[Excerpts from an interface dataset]
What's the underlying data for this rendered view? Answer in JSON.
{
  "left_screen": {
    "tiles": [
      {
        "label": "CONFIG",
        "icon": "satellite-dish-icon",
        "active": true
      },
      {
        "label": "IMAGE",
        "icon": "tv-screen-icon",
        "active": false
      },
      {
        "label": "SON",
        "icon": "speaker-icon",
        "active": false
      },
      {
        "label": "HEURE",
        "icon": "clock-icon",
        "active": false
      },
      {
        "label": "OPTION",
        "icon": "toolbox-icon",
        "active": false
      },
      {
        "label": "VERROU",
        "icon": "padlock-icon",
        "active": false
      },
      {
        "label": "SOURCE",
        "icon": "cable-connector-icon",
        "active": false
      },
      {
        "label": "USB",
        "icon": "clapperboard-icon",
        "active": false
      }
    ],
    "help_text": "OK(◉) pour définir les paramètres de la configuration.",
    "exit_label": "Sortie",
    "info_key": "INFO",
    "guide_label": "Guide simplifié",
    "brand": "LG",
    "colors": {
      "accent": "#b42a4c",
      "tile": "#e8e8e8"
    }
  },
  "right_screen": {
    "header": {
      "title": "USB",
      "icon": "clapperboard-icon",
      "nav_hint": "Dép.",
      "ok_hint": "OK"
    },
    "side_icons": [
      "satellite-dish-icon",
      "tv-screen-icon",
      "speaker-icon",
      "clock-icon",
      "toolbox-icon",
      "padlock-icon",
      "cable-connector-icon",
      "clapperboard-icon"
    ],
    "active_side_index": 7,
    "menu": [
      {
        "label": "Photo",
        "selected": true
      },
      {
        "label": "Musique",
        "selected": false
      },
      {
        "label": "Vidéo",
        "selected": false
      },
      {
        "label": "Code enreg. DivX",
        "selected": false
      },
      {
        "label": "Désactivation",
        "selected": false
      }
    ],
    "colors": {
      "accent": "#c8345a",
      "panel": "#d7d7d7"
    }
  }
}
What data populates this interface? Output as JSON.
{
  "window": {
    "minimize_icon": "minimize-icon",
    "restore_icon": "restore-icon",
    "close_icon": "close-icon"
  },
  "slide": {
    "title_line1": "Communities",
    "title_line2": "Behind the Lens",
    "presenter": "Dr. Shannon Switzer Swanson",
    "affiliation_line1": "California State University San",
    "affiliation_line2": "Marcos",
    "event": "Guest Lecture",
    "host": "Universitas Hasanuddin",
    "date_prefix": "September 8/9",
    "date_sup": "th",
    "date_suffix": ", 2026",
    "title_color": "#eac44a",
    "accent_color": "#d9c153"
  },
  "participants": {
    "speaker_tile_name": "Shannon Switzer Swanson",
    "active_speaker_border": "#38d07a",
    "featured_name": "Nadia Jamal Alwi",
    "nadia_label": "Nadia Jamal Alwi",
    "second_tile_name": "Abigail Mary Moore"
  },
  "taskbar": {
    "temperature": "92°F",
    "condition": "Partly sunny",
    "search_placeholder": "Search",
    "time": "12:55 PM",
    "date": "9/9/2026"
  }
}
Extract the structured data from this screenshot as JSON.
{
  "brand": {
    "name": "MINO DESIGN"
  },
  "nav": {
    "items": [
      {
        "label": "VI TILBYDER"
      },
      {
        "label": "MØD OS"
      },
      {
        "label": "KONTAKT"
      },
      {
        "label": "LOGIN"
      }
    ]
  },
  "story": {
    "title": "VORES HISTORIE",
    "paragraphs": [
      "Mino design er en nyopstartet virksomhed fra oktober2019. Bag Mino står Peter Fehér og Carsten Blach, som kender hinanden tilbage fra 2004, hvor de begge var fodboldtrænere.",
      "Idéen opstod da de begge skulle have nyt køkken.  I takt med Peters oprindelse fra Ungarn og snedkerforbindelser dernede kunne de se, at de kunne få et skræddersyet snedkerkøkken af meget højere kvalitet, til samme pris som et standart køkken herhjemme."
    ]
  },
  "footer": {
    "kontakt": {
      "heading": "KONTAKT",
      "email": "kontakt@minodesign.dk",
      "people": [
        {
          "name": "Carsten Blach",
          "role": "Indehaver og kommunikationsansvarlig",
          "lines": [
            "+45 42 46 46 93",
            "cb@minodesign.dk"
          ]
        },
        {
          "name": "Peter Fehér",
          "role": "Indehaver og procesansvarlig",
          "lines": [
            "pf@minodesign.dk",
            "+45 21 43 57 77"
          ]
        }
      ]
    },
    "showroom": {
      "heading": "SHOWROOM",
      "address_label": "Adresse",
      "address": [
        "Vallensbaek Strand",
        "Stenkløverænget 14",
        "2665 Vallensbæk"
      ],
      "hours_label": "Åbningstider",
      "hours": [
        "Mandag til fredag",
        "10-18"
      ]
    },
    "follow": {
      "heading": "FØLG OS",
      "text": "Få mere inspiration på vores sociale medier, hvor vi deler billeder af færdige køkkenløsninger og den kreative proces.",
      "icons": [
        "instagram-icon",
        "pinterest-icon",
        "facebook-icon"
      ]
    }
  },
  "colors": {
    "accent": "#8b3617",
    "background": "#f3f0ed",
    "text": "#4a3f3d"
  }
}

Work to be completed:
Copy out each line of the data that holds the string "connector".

Exercise solution:
        "icon": "cable-connector-icon",
      "cable-connector-icon",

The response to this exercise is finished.